(Data records)
┌──

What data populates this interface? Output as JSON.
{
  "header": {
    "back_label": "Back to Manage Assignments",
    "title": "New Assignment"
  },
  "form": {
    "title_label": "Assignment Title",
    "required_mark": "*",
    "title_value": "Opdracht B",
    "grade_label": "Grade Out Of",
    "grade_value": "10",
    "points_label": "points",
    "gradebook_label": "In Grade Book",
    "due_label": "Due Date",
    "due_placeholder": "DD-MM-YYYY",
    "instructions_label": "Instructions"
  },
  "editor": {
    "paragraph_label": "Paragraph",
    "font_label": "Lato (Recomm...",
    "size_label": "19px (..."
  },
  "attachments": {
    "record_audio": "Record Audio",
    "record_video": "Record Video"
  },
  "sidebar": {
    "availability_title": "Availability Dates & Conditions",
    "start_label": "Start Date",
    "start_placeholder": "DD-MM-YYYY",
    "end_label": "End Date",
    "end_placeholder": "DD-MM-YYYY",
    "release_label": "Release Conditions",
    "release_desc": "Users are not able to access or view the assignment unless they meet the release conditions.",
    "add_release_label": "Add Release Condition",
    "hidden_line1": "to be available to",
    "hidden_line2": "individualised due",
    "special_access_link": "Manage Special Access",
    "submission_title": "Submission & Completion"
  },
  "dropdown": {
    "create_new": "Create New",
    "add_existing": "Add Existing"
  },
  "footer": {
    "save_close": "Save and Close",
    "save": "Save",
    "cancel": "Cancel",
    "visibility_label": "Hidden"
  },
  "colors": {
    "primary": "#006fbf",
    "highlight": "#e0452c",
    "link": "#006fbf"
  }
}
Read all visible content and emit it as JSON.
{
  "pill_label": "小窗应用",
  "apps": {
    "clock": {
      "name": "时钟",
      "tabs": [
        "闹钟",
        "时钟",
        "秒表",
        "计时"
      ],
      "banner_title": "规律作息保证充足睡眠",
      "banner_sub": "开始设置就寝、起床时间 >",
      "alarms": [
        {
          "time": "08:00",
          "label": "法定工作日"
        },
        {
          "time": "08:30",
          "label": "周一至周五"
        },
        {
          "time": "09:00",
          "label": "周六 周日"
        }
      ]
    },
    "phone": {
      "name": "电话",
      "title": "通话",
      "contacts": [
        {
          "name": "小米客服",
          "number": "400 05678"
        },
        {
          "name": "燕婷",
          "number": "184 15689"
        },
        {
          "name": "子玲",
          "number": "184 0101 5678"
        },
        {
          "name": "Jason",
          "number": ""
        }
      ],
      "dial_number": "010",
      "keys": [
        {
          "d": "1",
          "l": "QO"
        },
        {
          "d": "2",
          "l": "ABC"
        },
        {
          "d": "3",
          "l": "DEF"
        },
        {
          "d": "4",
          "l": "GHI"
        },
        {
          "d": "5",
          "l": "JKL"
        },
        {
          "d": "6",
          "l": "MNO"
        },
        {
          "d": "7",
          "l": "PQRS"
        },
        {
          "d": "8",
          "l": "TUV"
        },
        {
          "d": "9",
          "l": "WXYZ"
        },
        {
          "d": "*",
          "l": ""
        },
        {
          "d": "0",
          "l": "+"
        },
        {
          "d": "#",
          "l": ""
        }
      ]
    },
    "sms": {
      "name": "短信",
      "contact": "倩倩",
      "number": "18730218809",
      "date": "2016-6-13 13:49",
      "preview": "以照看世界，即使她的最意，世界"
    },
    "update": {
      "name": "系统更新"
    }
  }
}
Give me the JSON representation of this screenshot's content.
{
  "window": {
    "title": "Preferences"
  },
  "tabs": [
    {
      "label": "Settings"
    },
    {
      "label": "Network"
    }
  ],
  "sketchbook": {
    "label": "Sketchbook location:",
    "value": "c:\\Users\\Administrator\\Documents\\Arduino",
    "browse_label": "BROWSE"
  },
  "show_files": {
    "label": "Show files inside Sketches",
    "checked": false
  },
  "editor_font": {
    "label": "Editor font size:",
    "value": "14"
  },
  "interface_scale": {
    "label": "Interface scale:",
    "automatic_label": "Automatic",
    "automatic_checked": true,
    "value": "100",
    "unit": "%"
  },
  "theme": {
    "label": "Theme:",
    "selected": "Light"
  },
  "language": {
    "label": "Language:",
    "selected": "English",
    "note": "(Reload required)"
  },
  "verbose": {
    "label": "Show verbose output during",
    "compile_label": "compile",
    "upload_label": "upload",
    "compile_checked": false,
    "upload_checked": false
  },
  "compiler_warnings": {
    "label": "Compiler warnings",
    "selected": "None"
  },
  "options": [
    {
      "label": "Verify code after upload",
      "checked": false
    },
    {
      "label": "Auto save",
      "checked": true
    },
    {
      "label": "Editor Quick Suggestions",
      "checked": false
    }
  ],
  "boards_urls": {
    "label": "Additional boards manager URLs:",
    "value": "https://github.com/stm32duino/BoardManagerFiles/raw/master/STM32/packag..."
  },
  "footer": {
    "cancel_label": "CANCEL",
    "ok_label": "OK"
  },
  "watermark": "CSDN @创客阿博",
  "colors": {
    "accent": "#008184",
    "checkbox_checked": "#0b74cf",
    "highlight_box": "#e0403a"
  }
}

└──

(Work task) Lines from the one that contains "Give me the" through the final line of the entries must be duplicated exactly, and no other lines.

(Task result)
Give me the JSON representation of this screenshot's content.
{
  "window": {
    "title": "Preferences"
  },
  "tabs": [
    {
      "label": "Settings"
    },
    {
      "label": "Network"
    }
  ],
  "sketchbook": {
    "label": "Sketchbook location:",
    "value": "c:\\Users\\Administrator\\Documents\\Arduino",
    "browse_label": "BROWSE"
  },
  "show_files": {
    "label": "Show files inside Sketches",
    "checked": false
  },
  "editor_font": {
    "label": "Editor font size:",
    "value": "14"
  },
  "interface_scale": {
    "label": "Interface scale:",
    "automatic_label": "Automatic",
    "automatic_checked": true,
    "value": "100",
    "unit": "%"
  },
  "theme": {
    "label": "Theme:",
    "selected": "Light"
  },
  "language": {
    "label": "Language:",
    "selected": "English",
    "note": "(Reload required)"
  },
  "verbose": {
    "label": "Show verbose output during",
    "compile_label": "compile",
    "upload_label": "upload",
    "compile_checked": false,
    "upload_checked": false
  },
  "compiler_warnings": {
    "label": "Compiler warnings",
    "selected": "None"
  },
  "options": [
    {
      "label": "Verify code after upload",
      "checked": false
    },
    {
      "label": "Auto save",
      "checked": true
    },
    {
      "label": "Editor Quick Suggestions",
      "checked": false
    }
  ],
  "boards_urls": {
    "label": "Additional boards manager URLs:",
    "value": "https://github.com/stm32duino/BoardManagerFiles/raw/master/STM32/packag..."
  },
  "footer": {
    "cancel_label": "CANCEL",
    "ok_label": "OK"
  },
  "watermark": "CSDN @创客阿博",
  "colors": {
    "accent": "#008184",
    "checkbox_checked": "#0b74cf",
    "highlight_box": "#e0403a"
  }
}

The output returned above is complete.